However, when we talk about a flexible display we often think about the electronic newspaper like the one Harry Potter used to read including video and running without battery power. Interestingly this is something e-paper solutions based on electrophoretic displays could almost accomplish. Not without power though. At one point LG showed a prototype based on a steel backplane. This is, by the way, one of the real issue with electrophoretic displays not being flexible, you need an active matrix backplane to create images. (although Canatu showed flexible E Ink displays at SID and Flexenable & Plastic Logic have both done a lot of work on – Man. Ed.)
The other option to create a flexible display is the OLED display on a flexible backplane. Samples of this technology has been shown for years and have made their way in many products. Today most ‘flexible display’ products are using the display flexibility to create a slightly curved product or bend the display around an edge. In most cases the final device is more or less rigid, even though the display itself is flexible. This means the display is being bent once during production and remains in this state for the rest of its life cycle. This is a far cry from the electronic newspaper paradigm.
To make things even more complex look at the schematic drawing of a flexible displays shown by the University of Toronto. As you can see, once you bend the display simultaneously along two different axes, the forces implied on the display stack become quite complex. Besides the bending radius issue we now have to deal with compressive and tensile stresses depending on where we look. The arrows indicate that in this kind of distortion, you will have compressive forces in this corner, while there will be tensile forces acting along the edges of the display panel.
In addition, in the corner of a ‘3D round surface’ the material under compression will tend to buckle because it has nowhere to go. When we stamp metal parts this way it leads to a variation in material thickness, but this is a consequence that is not really acceptable for any electronic display. The material stack of an OLED display cannot change the layer thicknesses without rendering the device more or less useless.
In other words, a flexible newspaper may be possible one day, but try to wrap this display around a ball will not be possible. For this we will need stretchable displays. That’s something that even the leading edge companies are not really suggesting today.
So, when we are able to produce a flexible display in the near future we will be looking at the roll up or foldable display at best.

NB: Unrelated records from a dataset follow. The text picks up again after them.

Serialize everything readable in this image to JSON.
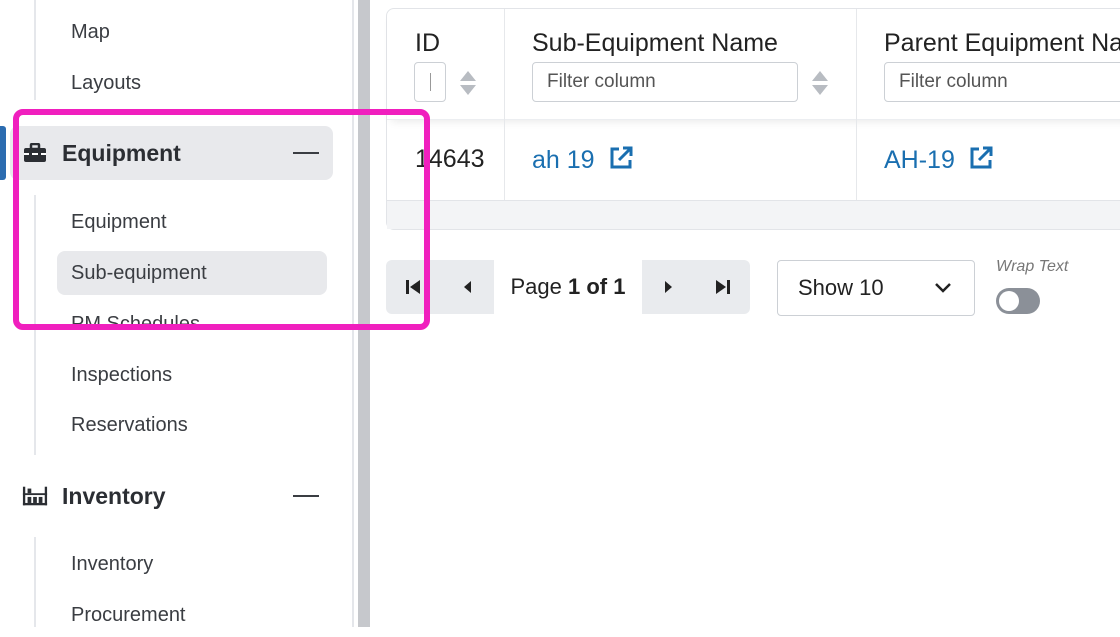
{
  "sidebar": {
    "top_items": [
      {
        "label": "Map"
      },
      {
        "label": "Layouts"
      }
    ],
    "equipment_group": {
      "label": "Equipment",
      "icon": "toolbox-icon",
      "items": [
        {
          "label": "Equipment"
        },
        {
          "label": "Sub-equipment",
          "active": true
        },
        {
          "label": "PM Schedules"
        },
        {
          "label": "Inspections"
        },
        {
          "label": "Reservations"
        }
      ]
    },
    "inventory_group": {
      "label": "Inventory",
      "icon": "shelves-icon",
      "items": [
        {
          "label": "Inventory"
        },
        {
          "label": "Procurement"
        }
      ]
    }
  },
  "table": {
    "columns": [
      {
        "label": "ID",
        "filter_placeholder": ""
      },
      {
        "label": "Sub-Equipment Name",
        "filter_placeholder": "Filter column"
      },
      {
        "label": "Parent Equipment Name",
        "filter_placeholder": "Filter column"
      }
    ],
    "rows": [
      {
        "id": "14643",
        "sub_equipment_name": "ah 19",
        "parent_equipment_name": "AH-19"
      }
    ]
  },
  "pager": {
    "page_prefix": "Page",
    "page_current": "1 of 1",
    "page_size_label": "Show 10",
    "wrap_text_label": "Wrap Text",
    "wrap_text_on": false
  },
  "colors": {
    "accent": "#2b6cb0",
    "link": "#1a6fb0",
    "highlight": "#f01fbe"
  }
}
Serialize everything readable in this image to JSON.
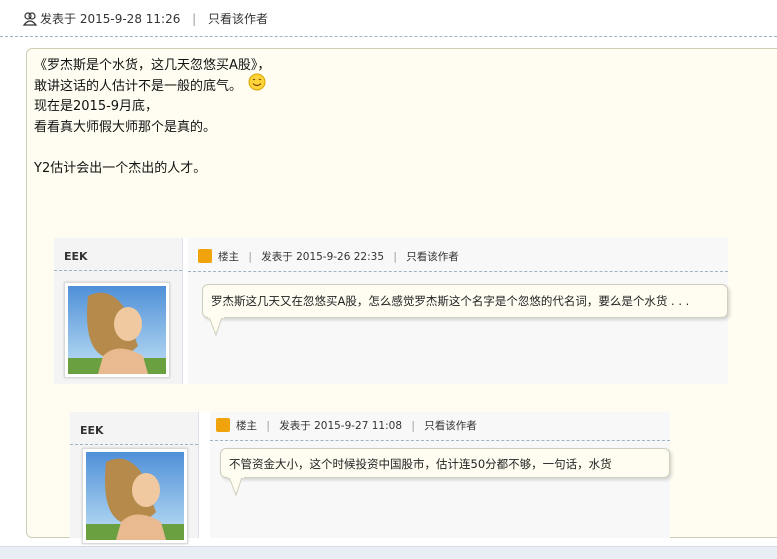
{
  "post": {
    "meta_prefix": "发表于",
    "timestamp": "2015-9-28 11:26",
    "separator": "|",
    "only_author": "只看该作者"
  },
  "quote": {
    "lines": [
      "《罗杰斯是个水货，这几天忽悠买A股》，",
      "敢讲这话的人估计不是一般的底气。",
      "现在是2015-9月底，",
      "看看真大师假大师那个是真的。",
      "",
      "Y2估计会出一个杰出的人才。"
    ]
  },
  "embedded_posts": [
    {
      "author": "EEK",
      "role": "楼主",
      "separator": "|",
      "meta_prefix": "发表于",
      "timestamp": "2015-9-26 22:35",
      "only_author": "只看该作者",
      "content": "罗杰斯这几天又在忽悠买A股，怎么感觉罗杰斯这个名字是个忽悠的代名词，要么是个水货 . . ."
    },
    {
      "author": "EEK",
      "role": "楼主",
      "separator": "|",
      "meta_prefix": "发表于",
      "timestamp": "2015-9-27 11:08",
      "only_author": "只看该作者",
      "content": "不管资金大小，这个时候投资中国股市，估计连50分都不够，一句话，水货"
    }
  ],
  "colors": {
    "quote_bg": "#fffdf1",
    "dashed_rule": "#9db3c8",
    "louzhu_icon": "#f0a30a"
  }
}
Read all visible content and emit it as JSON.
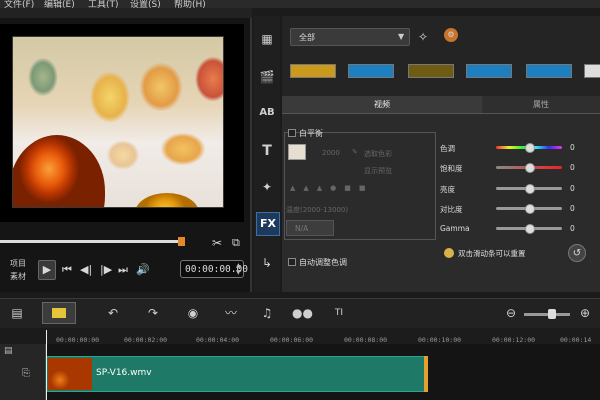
{
  "menu": {
    "file": "文件(F)",
    "edit": "编辑(E)",
    "tools": "工具(T)",
    "settings": "设置(S)",
    "help": "帮助(H)"
  },
  "preview": {
    "project_label": "项目",
    "clip_label": "素材",
    "timecode": "00:00:00.00",
    "progress": 0.75
  },
  "library": {
    "dropdown_value": "全部"
  },
  "options": {
    "tab_video": "视频",
    "tab_attributes": "属性",
    "white_balance_label": "白平衡",
    "wb_value": "2000",
    "pick_color_label": "选取色彩",
    "show_preview_label": "显示预览",
    "temperature_label": "温度(2000-13000)",
    "temperature_value": "N/A",
    "auto_tone_label": "自动调整色调",
    "hint": "双击滑动条可以重置",
    "sliders": [
      {
        "label": "色调",
        "value": "0",
        "position": 0.5
      },
      {
        "label": "饱和度",
        "value": "0",
        "position": 0.5
      },
      {
        "label": "亮度",
        "value": "0",
        "position": 0.5
      },
      {
        "label": "对比度",
        "value": "0",
        "position": 0.5
      },
      {
        "label": "Gamma",
        "value": "0",
        "position": 0.5
      }
    ]
  },
  "timeline": {
    "ticks": [
      "00:00:00:00",
      "00:00:02:00",
      "00:00:04:00",
      "00:00:06:00",
      "00:00:08:00",
      "00:00:10:00",
      "00:00:12:00",
      "00:00:14"
    ],
    "clip_name": "SP-V16.wmv",
    "zoom_position": 0.6
  },
  "colors": {
    "accent": "#3c6fa7",
    "clip": "#1e7a67",
    "handle": "#e28a2a"
  }
}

This will lead to devices that offer a complete new form and ‘coolness factor’ for the consumer. At this point the consumer will not care what the definition of flexibility is. Let’s leave the stretchable display for the next generation of analysts to write about. – NH